_Your goal_.
Would you please restate all of the entries exactly, apart from the pictures?

_Information provided_.
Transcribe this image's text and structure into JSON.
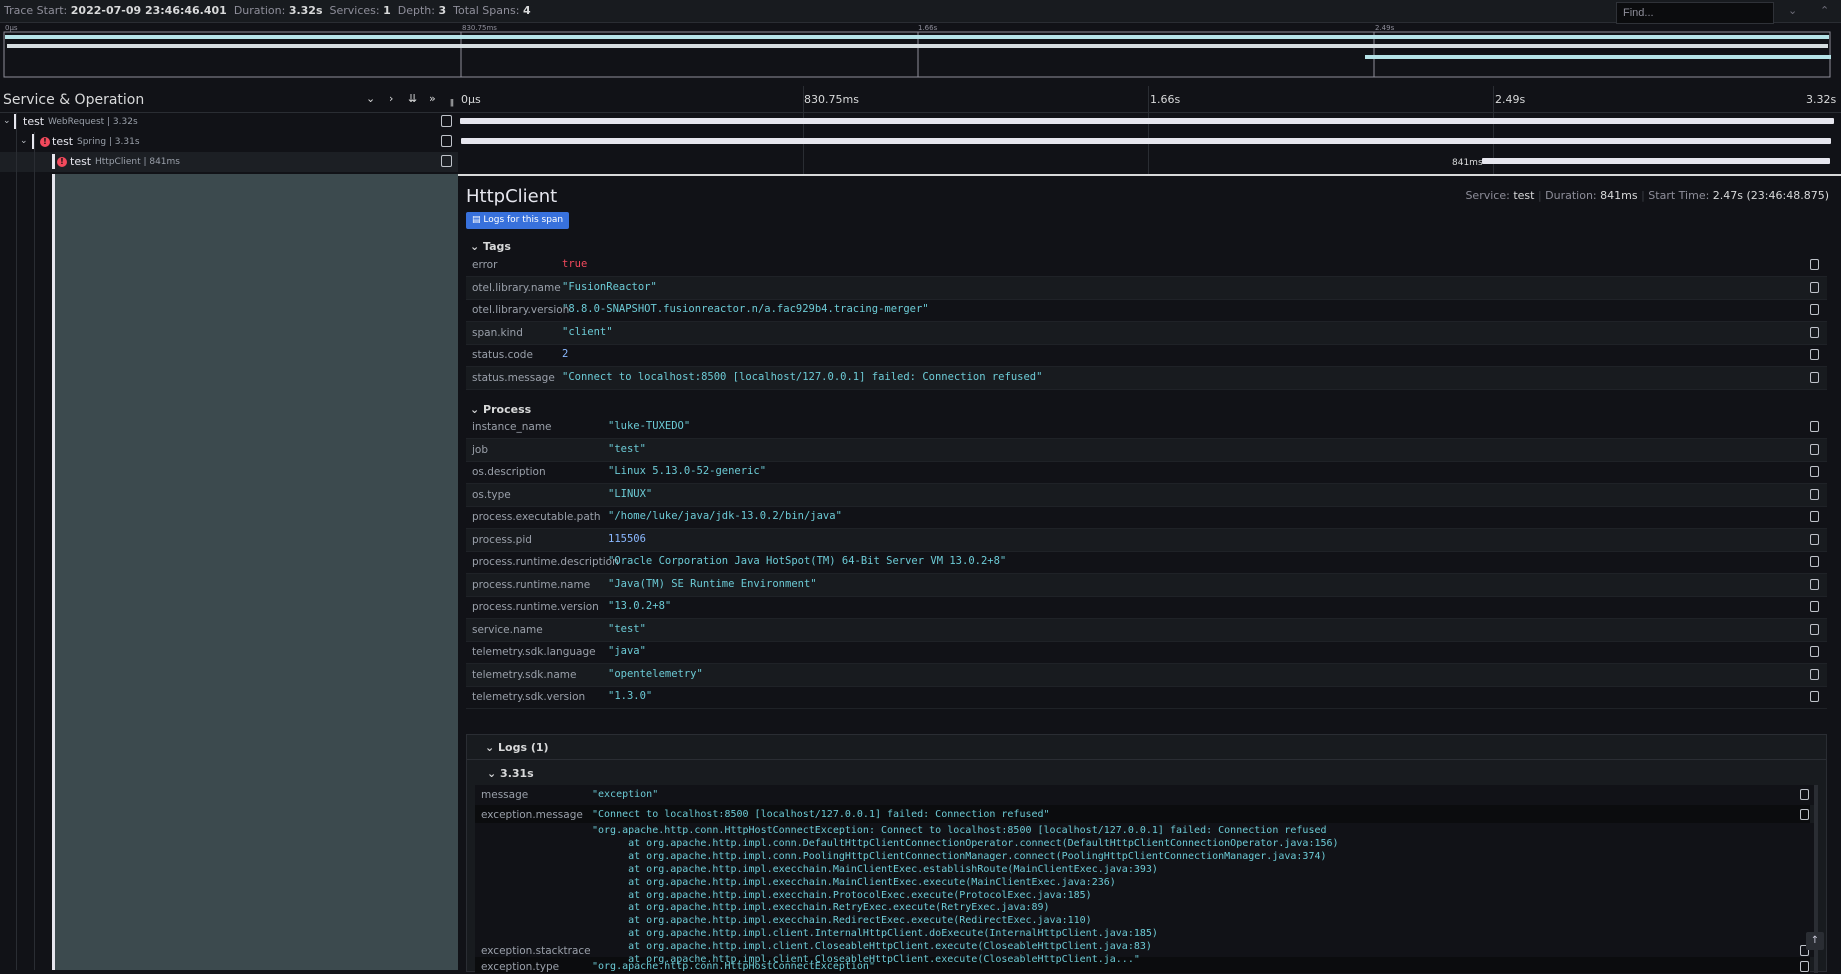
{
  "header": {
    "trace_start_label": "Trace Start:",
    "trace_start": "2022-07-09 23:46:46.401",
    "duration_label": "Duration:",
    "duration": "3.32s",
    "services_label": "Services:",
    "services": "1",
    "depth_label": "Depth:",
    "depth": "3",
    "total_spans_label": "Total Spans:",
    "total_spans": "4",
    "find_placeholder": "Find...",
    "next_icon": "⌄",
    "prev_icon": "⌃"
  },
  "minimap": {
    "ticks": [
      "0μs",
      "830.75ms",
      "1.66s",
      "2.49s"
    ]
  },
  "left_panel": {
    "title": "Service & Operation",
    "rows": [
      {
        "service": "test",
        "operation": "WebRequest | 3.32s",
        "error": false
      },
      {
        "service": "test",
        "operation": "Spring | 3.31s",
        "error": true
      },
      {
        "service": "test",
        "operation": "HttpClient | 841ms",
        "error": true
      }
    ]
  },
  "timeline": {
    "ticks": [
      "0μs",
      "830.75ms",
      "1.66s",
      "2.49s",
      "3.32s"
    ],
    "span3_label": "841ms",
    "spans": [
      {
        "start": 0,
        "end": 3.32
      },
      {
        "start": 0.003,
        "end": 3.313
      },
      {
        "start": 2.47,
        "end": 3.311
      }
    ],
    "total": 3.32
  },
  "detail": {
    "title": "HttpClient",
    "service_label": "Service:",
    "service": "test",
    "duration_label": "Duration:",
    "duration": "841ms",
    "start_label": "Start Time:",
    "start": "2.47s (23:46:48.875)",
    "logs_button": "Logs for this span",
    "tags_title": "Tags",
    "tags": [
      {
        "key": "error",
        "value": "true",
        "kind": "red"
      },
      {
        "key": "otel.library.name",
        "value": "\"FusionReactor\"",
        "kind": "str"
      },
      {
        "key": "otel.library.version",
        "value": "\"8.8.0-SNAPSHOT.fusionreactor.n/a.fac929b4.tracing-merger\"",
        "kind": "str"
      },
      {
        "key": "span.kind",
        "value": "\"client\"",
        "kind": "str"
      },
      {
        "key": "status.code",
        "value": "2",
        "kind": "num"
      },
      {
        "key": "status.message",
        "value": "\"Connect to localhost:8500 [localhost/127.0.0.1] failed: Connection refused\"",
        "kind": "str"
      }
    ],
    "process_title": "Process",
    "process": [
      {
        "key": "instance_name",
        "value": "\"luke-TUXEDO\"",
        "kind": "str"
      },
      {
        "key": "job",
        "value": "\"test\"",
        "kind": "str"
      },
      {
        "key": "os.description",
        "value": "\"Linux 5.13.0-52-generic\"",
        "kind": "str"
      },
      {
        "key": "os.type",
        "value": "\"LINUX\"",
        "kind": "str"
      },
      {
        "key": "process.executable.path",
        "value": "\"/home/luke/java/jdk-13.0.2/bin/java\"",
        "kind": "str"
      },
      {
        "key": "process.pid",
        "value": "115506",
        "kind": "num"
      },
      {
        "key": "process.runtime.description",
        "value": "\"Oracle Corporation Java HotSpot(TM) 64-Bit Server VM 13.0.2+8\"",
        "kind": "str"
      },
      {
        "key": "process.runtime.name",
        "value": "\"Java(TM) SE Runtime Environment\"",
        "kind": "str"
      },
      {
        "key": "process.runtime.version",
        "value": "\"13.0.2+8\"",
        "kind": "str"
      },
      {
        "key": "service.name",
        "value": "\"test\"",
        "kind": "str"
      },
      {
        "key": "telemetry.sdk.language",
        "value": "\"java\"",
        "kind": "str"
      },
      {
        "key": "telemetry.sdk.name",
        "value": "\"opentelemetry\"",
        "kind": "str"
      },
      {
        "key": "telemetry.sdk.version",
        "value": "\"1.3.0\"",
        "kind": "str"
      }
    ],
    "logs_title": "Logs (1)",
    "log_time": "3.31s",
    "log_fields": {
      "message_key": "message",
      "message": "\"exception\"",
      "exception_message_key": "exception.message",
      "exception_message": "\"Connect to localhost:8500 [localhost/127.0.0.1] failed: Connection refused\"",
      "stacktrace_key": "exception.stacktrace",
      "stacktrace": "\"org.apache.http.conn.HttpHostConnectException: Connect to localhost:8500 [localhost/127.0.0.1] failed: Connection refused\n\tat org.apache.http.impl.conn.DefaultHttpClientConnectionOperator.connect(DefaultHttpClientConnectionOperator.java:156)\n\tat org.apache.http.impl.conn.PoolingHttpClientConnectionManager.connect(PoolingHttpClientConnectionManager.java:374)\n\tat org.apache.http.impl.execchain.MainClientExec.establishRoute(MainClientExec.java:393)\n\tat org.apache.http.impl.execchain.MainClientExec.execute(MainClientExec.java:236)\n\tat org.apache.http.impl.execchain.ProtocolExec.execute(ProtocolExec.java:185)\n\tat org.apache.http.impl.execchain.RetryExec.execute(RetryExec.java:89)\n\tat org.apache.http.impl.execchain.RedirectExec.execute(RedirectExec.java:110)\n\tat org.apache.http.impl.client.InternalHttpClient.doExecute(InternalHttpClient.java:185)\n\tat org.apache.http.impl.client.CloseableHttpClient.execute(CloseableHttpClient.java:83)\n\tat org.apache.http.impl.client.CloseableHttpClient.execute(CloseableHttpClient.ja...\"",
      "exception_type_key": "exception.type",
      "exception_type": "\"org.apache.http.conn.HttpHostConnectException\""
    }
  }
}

_Solution_.
Transcribe this image's text and structure into JSON.
{
  "header": {
    "trace_start_label": "Trace Start:",
    "trace_start": "2022-07-09 23:46:46.401",
    "duration_label": "Duration:",
    "duration": "3.32s",
    "services_label": "Services:",
    "services": "1",
    "depth_label": "Depth:",
    "depth": "3",
    "total_spans_label": "Total Spans:",
    "total_spans": "4",
    "find_placeholder": "Find...",
    "next_icon": "⌄",
    "prev_icon": "⌃"
  },
  "minimap": {
    "ticks": [
      "0μs",
      "830.75ms",
      "1.66s",
      "2.49s"
    ]
  },
  "left_panel": {
    "title": "Service & Operation",
    "rows": [
      {
        "service": "test",
        "operation": "WebRequest | 3.32s",
        "error": false
      },
      {
        "service": "test",
        "operation": "Spring | 3.31s",
        "error": true
      },
      {
        "service": "test",
        "operation": "HttpClient | 841ms",
        "error": true
      }
    ]
  },
  "timeline": {
    "ticks": [
      "0μs",
      "830.75ms",
      "1.66s",
      "2.49s",
      "3.32s"
    ],
    "span3_label": "841ms",
    "spans": [
      {
        "start": 0,
        "end": 3.32
      },
      {
        "start": 0.003,
        "end": 3.313
      },
      {
        "start": 2.47,
        "end": 3.311
      }
    ],
    "total": 3.32
  },
  "detail": {
    "title": "HttpClient",
    "service_label": "Service:",
    "service": "test",
    "duration_label": "Duration:",
    "duration": "841ms",
    "start_label": "Start Time:",
    "start": "2.47s (23:46:48.875)",
    "logs_button": "Logs for this span",
    "tags_title": "Tags",
    "tags": [
      {
        "key": "error",
        "value": "true",
        "kind": "red"
      },
      {
        "key": "otel.library.name",
        "value": "\"FusionReactor\"",
        "kind": "str"
      },
      {
        "key": "otel.library.version",
        "value": "\"8.8.0-SNAPSHOT.fusionreactor.n/a.fac929b4.tracing-merger\"",
        "kind": "str"
      },
      {
        "key": "span.kind",
        "value": "\"client\"",
        "kind": "str"
      },
      {
        "key": "status.code",
        "value": "2",
        "kind": "num"
      },
      {
        "key": "status.message",
        "value": "\"Connect to localhost:8500 [localhost/127.0.0.1] failed: Connection refused\"",
        "kind": "str"
      }
    ],
    "process_title": "Process",
    "process": [
      {
        "key": "instance_name",
        "value": "\"luke-TUXEDO\"",
        "kind": "str"
      },
      {
        "key": "job",
        "value": "\"test\"",
        "kind": "str"
      },
      {
        "key": "os.description",
        "value": "\"Linux 5.13.0-52-generic\"",
        "kind": "str"
      },
      {
        "key": "os.type",
        "value": "\"LINUX\"",
        "kind": "str"
      },
      {
        "key": "process.executable.path",
        "value": "\"/home/luke/java/jdk-13.0.2/bin/java\"",
        "kind": "str"
      },
      {
        "key": "process.pid",
        "value": "115506",
        "kind": "num"
      },
      {
        "key": "process.runtime.description",
        "value": "\"Oracle Corporation Java HotSpot(TM) 64-Bit Server VM 13.0.2+8\"",
        "kind": "str"
      },
      {
        "key": "process.runtime.name",
        "value": "\"Java(TM) SE Runtime Environment\"",
        "kind": "str"
      },
      {
        "key": "process.runtime.version",
        "value": "\"13.0.2+8\"",
        "kind": "str"
      },
      {
        "key": "service.name",
        "value": "\"test\"",
        "kind": "str"
      },
      {
        "key": "telemetry.sdk.language",
        "value": "\"java\"",
        "kind": "str"
      },
      {
        "key": "telemetry.sdk.name",
        "value": "\"opentelemetry\"",
        "kind": "str"
      },
      {
        "key": "telemetry.sdk.version",
        "value": "\"1.3.0\"",
        "kind": "str"
      }
    ],
    "logs_title": "Logs (1)",
    "log_time": "3.31s",
    "log_fields": {
      "message_key": "message",
      "message": "\"exception\"",
      "exception_message_key": "exception.message",
      "exception_message": "\"Connect to localhost:8500 [localhost/127.0.0.1] failed: Connection refused\"",
      "stacktrace_key": "exception.stacktrace",
      "stacktrace": "\"org.apache.http.conn.HttpHostConnectException: Connect to localhost:8500 [localhost/127.0.0.1] failed: Connection refused\n\tat org.apache.http.impl.conn.DefaultHttpClientConnectionOperator.connect(DefaultHttpClientConnectionOperator.java:156)\n\tat org.apache.http.impl.conn.PoolingHttpClientConnectionManager.connect(PoolingHttpClientConnectionManager.java:374)\n\tat org.apache.http.impl.execchain.MainClientExec.establishRoute(MainClientExec.java:393)\n\tat org.apache.http.impl.execchain.MainClientExec.execute(MainClientExec.java:236)\n\tat org.apache.http.impl.execchain.ProtocolExec.execute(ProtocolExec.java:185)\n\tat org.apache.http.impl.execchain.RetryExec.execute(RetryExec.java:89)\n\tat org.apache.http.impl.execchain.RedirectExec.execute(RedirectExec.java:110)\n\tat org.apache.http.impl.client.InternalHttpClient.doExecute(InternalHttpClient.java:185)\n\tat org.apache.http.impl.client.CloseableHttpClient.execute(CloseableHttpClient.java:83)\n\tat org.apache.http.impl.client.CloseableHttpClient.execute(CloseableHttpClient.ja...\"",
      "exception_type_key": "exception.type",
      "exception_type": "\"org.apache.http.conn.HttpHostConnectException\""
    }
  }
}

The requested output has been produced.